→ **WHAT YOU ARE ASKED TO DO**
Copy each line of the records that contains the word "this".
MATERIAL SHOWN below:
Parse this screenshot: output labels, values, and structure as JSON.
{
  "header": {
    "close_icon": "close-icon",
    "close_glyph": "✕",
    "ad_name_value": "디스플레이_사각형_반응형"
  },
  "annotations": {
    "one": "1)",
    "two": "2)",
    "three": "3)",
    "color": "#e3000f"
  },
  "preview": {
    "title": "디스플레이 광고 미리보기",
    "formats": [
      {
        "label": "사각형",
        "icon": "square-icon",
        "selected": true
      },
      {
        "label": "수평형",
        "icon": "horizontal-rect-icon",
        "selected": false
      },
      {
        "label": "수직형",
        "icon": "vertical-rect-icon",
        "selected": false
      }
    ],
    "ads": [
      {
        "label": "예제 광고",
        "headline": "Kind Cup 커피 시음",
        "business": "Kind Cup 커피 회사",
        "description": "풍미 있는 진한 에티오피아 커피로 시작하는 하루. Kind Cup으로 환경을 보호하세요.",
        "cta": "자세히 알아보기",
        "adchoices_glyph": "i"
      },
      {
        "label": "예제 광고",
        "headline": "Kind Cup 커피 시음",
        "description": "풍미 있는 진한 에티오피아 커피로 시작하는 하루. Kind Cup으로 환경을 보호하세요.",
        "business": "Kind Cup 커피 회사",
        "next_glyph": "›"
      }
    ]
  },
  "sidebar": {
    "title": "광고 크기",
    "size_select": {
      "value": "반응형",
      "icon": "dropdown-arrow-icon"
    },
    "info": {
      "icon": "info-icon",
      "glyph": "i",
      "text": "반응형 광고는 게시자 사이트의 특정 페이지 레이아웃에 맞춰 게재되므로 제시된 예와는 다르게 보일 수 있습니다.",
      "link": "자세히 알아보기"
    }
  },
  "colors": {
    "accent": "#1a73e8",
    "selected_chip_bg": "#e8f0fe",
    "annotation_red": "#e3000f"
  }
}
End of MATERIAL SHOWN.
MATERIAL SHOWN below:
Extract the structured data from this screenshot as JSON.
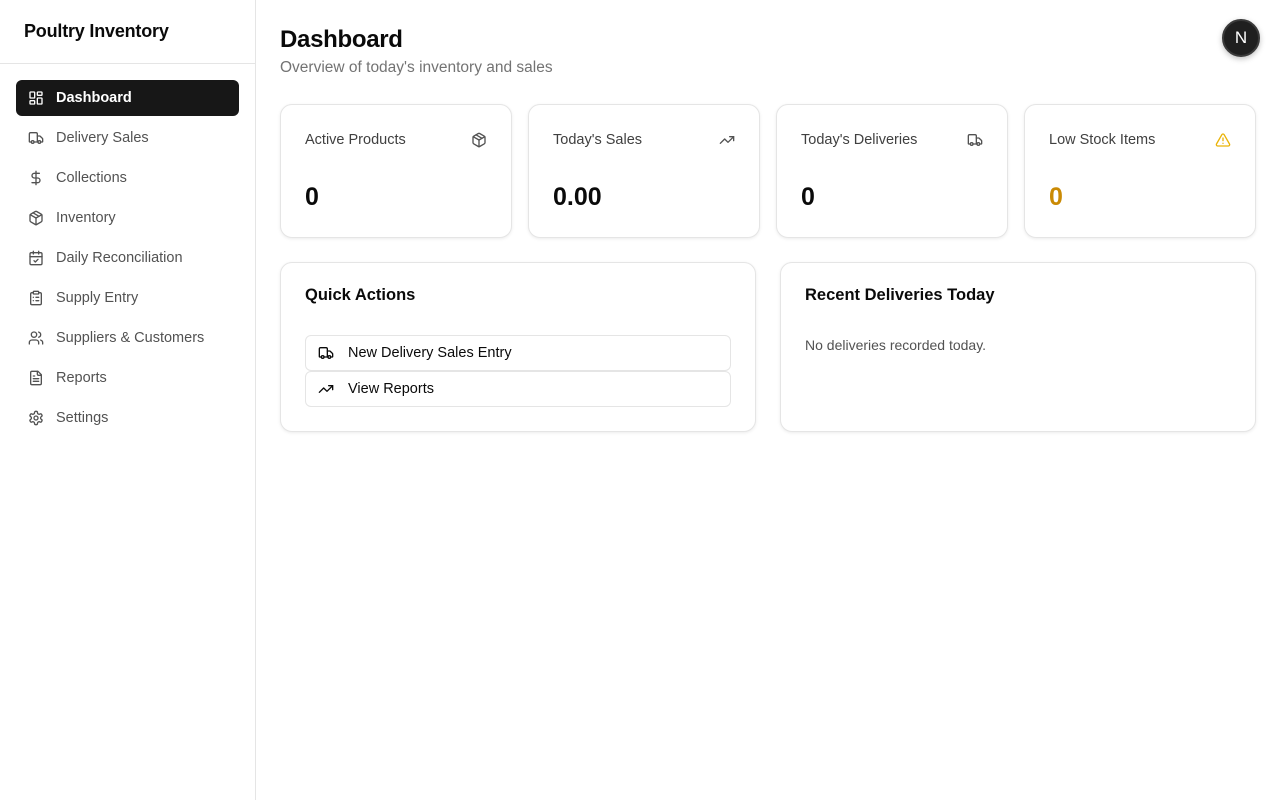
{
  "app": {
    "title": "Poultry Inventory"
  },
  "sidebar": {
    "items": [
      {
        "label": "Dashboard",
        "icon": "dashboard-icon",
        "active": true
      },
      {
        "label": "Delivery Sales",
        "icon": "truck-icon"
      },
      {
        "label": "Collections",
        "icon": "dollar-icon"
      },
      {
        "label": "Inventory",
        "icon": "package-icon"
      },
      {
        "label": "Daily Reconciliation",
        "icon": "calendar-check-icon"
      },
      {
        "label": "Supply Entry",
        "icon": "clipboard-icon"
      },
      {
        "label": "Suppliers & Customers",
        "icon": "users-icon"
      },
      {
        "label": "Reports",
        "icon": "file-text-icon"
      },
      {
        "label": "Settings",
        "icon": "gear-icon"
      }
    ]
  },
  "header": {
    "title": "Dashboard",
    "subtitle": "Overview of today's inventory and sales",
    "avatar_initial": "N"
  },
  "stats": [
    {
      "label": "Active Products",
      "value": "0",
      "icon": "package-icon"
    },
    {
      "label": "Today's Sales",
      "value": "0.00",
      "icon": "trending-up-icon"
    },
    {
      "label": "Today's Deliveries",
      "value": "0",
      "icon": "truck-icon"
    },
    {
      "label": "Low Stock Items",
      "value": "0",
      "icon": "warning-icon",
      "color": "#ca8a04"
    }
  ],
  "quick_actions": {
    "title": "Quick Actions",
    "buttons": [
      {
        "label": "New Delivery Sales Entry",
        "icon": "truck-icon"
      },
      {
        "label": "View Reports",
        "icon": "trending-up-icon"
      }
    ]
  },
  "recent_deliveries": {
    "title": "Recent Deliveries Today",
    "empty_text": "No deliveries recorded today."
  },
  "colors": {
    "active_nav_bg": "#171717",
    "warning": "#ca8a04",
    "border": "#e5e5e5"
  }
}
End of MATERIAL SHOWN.
→ **OUTPUT OF THE EXERCISE**
Parse this screenshot: output labels, values, and structure as JSON.
Extract the structured data from this screenshot as JSON.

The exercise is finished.